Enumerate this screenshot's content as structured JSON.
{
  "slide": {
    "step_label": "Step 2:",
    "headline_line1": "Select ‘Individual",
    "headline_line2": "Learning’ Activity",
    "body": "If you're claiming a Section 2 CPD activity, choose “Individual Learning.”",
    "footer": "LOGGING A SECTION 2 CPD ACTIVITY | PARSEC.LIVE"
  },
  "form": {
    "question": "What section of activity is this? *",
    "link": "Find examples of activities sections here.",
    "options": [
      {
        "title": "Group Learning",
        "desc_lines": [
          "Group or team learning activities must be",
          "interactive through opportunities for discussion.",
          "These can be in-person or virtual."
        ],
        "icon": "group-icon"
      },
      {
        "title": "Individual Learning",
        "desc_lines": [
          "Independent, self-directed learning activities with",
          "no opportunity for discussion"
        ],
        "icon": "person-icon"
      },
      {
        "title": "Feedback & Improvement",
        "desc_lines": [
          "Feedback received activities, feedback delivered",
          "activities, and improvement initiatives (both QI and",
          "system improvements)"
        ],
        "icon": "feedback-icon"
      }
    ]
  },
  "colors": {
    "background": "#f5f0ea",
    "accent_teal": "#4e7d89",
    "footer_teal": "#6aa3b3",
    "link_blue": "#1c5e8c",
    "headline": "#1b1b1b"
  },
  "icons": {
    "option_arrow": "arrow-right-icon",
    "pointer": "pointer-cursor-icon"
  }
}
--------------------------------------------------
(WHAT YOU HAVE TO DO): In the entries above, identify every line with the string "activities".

(TASK ANSWER):
    "link": "Find examples of activities sections here.",
          "Group or team learning activities must be",
          "Independent, self-directed learning activities with",
          "Feedback received activities, feedback delivered",
          "activities, and improvement initiatives (both QI and",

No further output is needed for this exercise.